The singles discography of American country artist Dottie West contains 71 singles, 12 collaborative singles, 3 promotional singles and 1 other charting song. West signed with RCA Victor Records in 1963, having her first Top 40 hit the same year. It was followed in 1964 by "Love Is No Excuse", a duet with Jim Reeves that became West's first top 10 hit. In 1964, she also released "Here Comes My Baby". The song reached number 10 on the Billboard Hot Country Singles chart and became the first song by a female country artist to win a Grammy award. From her 1966 album, West issued four singles, including the top 10 hits "Would You Hold It Against Me" and "What's Come Over My Baby". Over the next two years she had major hits with "Paper Mansions", "Like a Fool", "Country Girl", and "Reno". In 1969, West collaborated with Don Gibson on "Rings of Gold", which reached number 2 on the Billboard country chart. In 1973, she released a single version of a commercial jingle originally used by The Coca-Cola Company. Entitled "Country Sunshine", the song became West's biggest hit, reaching number 2 on the country songs chart and number 49 on the Billboard Hot 100. The song also nominated her for her eleventh Grammy. After releasing the top 10 hit "Last Time I Saw Him" (1974), West's chart hits declined and she was dropped from RCA in 1976.
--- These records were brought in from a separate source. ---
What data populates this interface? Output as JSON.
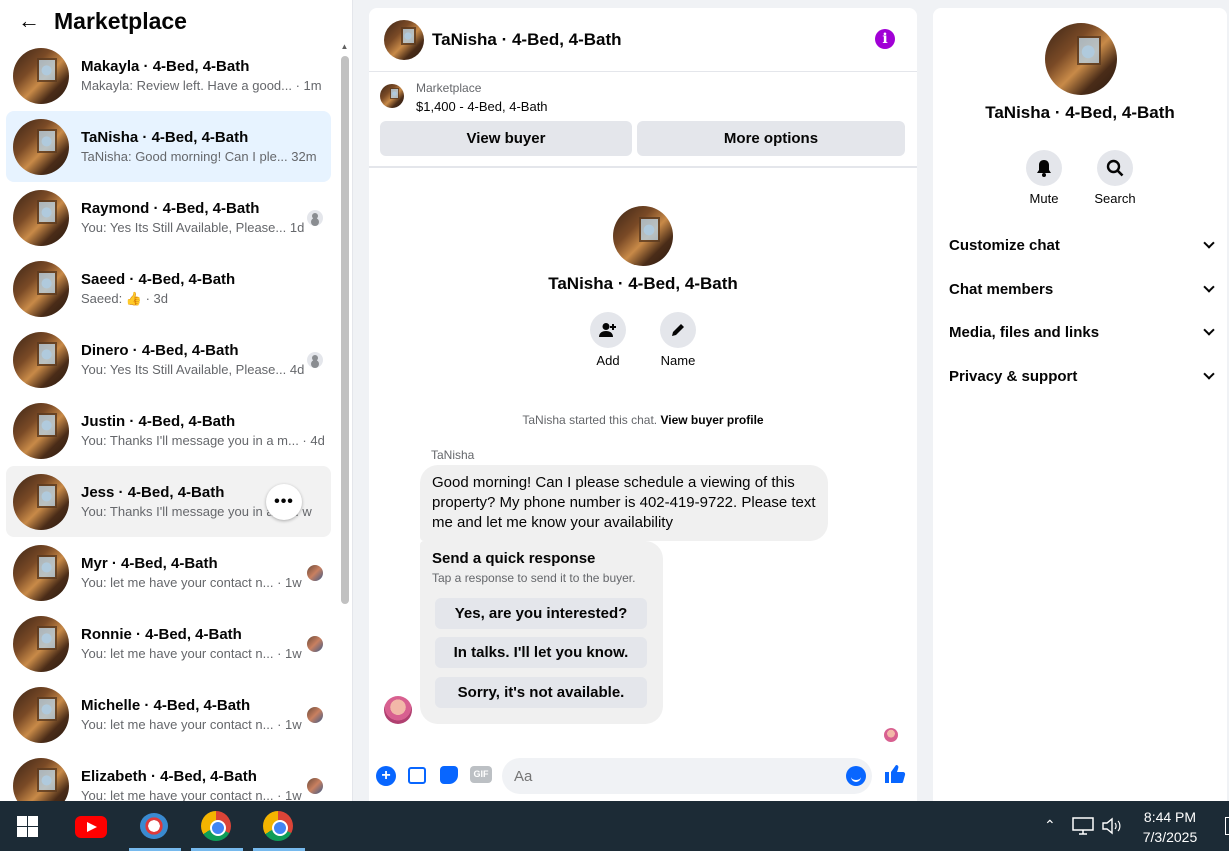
{
  "sidebar": {
    "back_label": "←",
    "title": "Marketplace",
    "conversations": [
      {
        "name": "Makayla · 4-Bed, 4-Bath",
        "preview": "Makayla: Review left. Have a good... · 1m"
      },
      {
        "name": "TaNisha · 4-Bed, 4-Bath",
        "preview": "TaNisha: Good morning! Can I ple... 32m"
      },
      {
        "name": "Raymond · 4-Bed, 4-Bath",
        "preview": "You: Yes Its Still Available, Please... 1d"
      },
      {
        "name": "Saeed · 4-Bed, 4-Bath",
        "preview": "Saeed: 👍 · 3d"
      },
      {
        "name": "Dinero · 4-Bed, 4-Bath",
        "preview": "You: Yes Its Still Available, Please... 4d"
      },
      {
        "name": "Justin · 4-Bed, 4-Bath",
        "preview": "You: Thanks I'll message you in a m... · 4d"
      },
      {
        "name": "Jess · 4-Bed, 4-Bath",
        "preview": "You: Thanks I'll message you in a m... w"
      },
      {
        "name": "Myr · 4-Bed, 4-Bath",
        "preview": "You: let me have your contact n... · 1w"
      },
      {
        "name": "Ronnie · 4-Bed, 4-Bath",
        "preview": "You: let me have your contact n... · 1w"
      },
      {
        "name": "Michelle · 4-Bed, 4-Bath",
        "preview": "You: let me have your contact n... · 1w"
      },
      {
        "name": "Elizabeth · 4-Bed, 4-Bath",
        "preview": "You: let me have your contact n... · 1w"
      }
    ],
    "more_label": "•••"
  },
  "chat": {
    "header_title": "TaNisha · 4-Bed, 4-Bath",
    "info_glyph": "i",
    "listing_source": "Marketplace",
    "listing_price": "$1,400 - 4-Bed, 4-Bath",
    "view_buyer_label": "View buyer",
    "more_options_label": "More options",
    "intro_name": "TaNisha · 4-Bed, 4-Bath",
    "add_label": "Add",
    "name_label": "Name",
    "started_text": "TaNisha started this chat.",
    "view_profile_label": "View buyer profile",
    "sender": "TaNisha",
    "message": "Good morning! Can I please schedule a viewing of this property? My phone number is 402-419-9722. Please text me and let me know your availability",
    "quick_title": "Send a quick response",
    "quick_sub": "Tap a response to send it to the buyer.",
    "quick_responses": [
      "Yes, are you interested?",
      "In talks. I'll let you know.",
      "Sorry, it's not available."
    ],
    "input_placeholder": "Aa",
    "gif_label": "GIF"
  },
  "panel": {
    "name": "TaNisha · 4-Bed, 4-Bath",
    "mute_label": "Mute",
    "search_label": "Search",
    "rows": [
      "Customize chat",
      "Chat members",
      "Media, files and links",
      "Privacy & support"
    ]
  },
  "taskbar": {
    "time": "8:44 PM",
    "date": "7/3/2025"
  },
  "colors": {
    "accent": "#0866ff",
    "info": "#a100d6",
    "active_row": "#e7f3ff",
    "taskbar": "#1c2b36"
  }
}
"Don't Let the Good Times Fool You" is a song written by Ronald Hellard and Gary S. Paxton. It was recorded and released as a single by American country artist Melba Montgomery in 1975.
"Let's Invite Them Over" is a song written by Onie Wheeler, which was recorded as a duet by American country artists George Jones and Melba Montgomery. The song was released as the pair's second single in 1963.
"Baby Ain't That Fine" is a song written by Dallas Frazier that was recorded as a duet between American country artists Melba Montgomery and Gene Pitney. The song was also released as a single in 1965.
"Something to Brag About" is a song written by Bobby Braddock that was recorded as a duet between American country artists Charlie Louvin and Melba Montgomery. It was also issued as a single in 1970.
"Did I Ever Tell You" is a duet by American country singers George Jones and Margie Singleton on their 1962 duet album, Duets Country Style. It was released as a single in 1961, peaking at number 15 on the 1961 Billboard Hot Country Songs singles chart.